- _Task requirements_: Copy all the lines of the data that include the word "true".

- _Record excerpts_:
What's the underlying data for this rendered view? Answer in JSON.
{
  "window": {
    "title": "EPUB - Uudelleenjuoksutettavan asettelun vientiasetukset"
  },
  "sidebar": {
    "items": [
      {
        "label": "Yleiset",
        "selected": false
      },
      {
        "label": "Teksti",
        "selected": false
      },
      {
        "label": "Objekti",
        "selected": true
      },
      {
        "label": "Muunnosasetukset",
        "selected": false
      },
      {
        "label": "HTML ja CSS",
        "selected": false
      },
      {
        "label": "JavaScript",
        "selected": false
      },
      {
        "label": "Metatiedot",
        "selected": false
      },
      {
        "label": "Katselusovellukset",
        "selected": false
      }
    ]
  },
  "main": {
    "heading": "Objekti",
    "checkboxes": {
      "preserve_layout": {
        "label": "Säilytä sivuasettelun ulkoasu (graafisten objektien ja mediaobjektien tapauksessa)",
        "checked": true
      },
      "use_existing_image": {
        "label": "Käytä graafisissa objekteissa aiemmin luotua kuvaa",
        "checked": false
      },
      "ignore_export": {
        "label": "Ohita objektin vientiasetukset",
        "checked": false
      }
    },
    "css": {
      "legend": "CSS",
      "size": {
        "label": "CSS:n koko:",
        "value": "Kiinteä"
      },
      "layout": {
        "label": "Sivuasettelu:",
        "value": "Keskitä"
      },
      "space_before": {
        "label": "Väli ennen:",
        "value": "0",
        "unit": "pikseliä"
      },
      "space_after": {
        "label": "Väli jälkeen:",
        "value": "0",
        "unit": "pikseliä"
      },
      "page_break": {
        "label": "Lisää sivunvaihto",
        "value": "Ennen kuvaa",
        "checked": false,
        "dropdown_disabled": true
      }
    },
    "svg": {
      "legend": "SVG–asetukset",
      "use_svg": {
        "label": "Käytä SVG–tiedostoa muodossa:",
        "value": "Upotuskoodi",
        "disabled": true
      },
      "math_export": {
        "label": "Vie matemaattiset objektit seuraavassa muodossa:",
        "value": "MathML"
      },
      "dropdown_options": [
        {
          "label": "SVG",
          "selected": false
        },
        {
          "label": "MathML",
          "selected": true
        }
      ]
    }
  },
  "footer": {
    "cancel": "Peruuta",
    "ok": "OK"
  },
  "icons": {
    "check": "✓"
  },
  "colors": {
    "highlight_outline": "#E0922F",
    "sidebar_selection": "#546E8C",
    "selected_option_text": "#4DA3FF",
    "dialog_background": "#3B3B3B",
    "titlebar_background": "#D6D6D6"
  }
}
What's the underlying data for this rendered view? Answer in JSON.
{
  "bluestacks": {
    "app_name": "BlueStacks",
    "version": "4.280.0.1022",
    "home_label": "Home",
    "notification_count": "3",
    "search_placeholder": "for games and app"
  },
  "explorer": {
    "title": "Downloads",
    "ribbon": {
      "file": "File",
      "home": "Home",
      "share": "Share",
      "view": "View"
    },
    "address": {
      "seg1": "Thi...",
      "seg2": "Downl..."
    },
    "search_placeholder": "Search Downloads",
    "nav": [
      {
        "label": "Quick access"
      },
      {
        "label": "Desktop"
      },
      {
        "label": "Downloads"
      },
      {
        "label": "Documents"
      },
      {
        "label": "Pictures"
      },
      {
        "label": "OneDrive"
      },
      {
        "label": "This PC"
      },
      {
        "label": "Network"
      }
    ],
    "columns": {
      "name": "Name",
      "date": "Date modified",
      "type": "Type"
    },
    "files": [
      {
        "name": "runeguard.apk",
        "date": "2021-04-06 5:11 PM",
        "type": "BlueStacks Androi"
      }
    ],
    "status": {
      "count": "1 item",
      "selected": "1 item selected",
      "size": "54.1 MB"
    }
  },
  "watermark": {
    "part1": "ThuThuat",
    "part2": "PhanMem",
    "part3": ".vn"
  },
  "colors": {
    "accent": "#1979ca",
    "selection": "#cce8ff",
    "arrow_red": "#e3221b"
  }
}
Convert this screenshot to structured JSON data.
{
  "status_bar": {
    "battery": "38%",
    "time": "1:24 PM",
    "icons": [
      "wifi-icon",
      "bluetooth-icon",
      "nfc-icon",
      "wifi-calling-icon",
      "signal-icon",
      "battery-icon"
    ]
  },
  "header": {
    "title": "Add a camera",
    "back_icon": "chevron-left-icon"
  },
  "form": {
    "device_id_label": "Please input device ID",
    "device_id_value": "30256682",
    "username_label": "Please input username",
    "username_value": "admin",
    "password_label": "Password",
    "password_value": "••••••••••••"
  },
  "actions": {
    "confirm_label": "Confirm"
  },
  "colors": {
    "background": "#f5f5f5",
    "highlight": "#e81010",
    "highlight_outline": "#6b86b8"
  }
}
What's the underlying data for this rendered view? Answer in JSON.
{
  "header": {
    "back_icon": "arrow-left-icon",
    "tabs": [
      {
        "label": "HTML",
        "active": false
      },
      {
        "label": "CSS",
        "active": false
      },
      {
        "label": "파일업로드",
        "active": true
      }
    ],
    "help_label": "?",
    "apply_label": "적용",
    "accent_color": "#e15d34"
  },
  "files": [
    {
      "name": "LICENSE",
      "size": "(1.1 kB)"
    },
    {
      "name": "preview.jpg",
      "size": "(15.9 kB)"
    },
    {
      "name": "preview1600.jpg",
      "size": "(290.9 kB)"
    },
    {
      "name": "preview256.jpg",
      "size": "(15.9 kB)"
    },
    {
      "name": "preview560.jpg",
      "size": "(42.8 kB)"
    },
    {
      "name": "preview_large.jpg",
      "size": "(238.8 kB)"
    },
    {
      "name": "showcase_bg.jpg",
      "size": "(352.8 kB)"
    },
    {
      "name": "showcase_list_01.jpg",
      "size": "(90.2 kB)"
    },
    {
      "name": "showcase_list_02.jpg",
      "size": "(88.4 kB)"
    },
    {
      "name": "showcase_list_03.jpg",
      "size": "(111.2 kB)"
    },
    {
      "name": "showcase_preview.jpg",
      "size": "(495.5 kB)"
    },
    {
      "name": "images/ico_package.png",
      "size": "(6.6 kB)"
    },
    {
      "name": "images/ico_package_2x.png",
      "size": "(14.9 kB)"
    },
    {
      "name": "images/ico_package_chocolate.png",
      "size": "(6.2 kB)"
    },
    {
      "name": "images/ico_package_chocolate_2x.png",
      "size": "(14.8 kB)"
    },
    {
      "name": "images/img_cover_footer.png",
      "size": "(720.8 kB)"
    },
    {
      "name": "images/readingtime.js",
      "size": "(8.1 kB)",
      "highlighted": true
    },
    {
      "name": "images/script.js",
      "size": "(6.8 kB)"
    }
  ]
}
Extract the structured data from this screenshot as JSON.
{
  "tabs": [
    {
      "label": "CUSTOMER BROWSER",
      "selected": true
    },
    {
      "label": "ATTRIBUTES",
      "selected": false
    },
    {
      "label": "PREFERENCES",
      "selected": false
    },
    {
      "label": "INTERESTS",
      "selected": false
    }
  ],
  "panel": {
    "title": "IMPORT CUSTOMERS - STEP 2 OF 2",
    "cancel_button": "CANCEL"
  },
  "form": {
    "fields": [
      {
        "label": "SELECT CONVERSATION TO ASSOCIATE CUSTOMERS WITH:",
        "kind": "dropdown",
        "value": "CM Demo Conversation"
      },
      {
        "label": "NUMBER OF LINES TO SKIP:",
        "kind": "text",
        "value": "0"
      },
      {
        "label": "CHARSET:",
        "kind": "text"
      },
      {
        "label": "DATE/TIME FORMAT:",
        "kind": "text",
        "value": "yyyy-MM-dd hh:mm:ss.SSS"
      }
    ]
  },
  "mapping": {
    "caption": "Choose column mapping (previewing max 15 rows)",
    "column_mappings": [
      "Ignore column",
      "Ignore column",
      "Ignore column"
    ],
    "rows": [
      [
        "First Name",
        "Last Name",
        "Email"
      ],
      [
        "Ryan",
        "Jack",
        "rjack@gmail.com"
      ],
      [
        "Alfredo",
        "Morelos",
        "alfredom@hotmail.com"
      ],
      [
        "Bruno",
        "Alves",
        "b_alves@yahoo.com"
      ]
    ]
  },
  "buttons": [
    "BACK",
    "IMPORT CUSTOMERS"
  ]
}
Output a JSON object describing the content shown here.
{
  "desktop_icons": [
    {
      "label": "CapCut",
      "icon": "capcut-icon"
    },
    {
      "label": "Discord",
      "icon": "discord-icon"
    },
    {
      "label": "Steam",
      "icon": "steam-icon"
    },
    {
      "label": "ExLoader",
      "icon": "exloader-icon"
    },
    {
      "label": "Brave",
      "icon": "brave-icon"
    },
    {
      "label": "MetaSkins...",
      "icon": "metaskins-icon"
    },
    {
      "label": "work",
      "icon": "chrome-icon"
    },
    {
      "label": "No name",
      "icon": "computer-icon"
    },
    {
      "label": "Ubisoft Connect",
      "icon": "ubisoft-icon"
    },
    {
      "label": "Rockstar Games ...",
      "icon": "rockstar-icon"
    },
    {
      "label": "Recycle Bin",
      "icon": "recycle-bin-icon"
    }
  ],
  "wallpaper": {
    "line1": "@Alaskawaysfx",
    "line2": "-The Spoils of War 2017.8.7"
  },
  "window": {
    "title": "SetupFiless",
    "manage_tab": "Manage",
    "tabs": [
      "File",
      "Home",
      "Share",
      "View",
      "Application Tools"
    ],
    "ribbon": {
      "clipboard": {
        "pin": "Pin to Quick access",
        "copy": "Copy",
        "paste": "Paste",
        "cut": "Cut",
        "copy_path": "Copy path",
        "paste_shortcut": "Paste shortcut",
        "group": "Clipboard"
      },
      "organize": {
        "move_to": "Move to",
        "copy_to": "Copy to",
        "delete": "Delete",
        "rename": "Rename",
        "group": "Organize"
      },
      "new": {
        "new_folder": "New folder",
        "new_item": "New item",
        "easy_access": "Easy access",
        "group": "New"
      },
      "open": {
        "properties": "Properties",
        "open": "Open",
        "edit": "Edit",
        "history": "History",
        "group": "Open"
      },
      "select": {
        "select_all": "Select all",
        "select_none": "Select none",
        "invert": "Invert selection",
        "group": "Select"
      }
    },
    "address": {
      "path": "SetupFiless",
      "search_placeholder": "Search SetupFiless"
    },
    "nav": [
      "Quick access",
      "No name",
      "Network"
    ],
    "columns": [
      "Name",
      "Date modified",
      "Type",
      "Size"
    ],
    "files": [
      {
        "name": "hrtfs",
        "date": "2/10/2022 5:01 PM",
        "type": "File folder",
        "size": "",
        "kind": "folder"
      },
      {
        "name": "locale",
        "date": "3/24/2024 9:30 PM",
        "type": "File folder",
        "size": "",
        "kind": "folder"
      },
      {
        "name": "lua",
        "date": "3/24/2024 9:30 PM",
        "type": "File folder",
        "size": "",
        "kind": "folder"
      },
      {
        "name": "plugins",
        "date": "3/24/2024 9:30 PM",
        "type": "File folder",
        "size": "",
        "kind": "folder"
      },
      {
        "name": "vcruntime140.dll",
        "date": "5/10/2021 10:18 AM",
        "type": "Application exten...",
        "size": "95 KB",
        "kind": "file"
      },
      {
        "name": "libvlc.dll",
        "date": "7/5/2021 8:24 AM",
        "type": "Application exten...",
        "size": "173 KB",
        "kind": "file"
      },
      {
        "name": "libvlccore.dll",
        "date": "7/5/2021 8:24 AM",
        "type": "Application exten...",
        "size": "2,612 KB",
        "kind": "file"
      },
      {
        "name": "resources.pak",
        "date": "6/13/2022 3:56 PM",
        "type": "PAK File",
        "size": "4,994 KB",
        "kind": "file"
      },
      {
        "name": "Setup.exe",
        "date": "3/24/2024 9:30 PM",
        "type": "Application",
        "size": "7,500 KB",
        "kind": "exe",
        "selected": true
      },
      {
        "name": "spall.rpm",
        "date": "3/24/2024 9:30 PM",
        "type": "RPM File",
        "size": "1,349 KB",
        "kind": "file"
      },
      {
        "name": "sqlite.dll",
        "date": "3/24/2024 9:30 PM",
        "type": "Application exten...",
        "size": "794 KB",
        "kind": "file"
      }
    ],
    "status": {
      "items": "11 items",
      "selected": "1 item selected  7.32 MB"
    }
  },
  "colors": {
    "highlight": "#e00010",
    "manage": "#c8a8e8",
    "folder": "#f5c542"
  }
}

- _Answer to this exercise_:
        "selected": true
        "checked": true
        "dropdown_disabled": true
        "disabled": true
          "selected": true
        "active": true
      "highlighted": true
      "selected": true
        "selected": true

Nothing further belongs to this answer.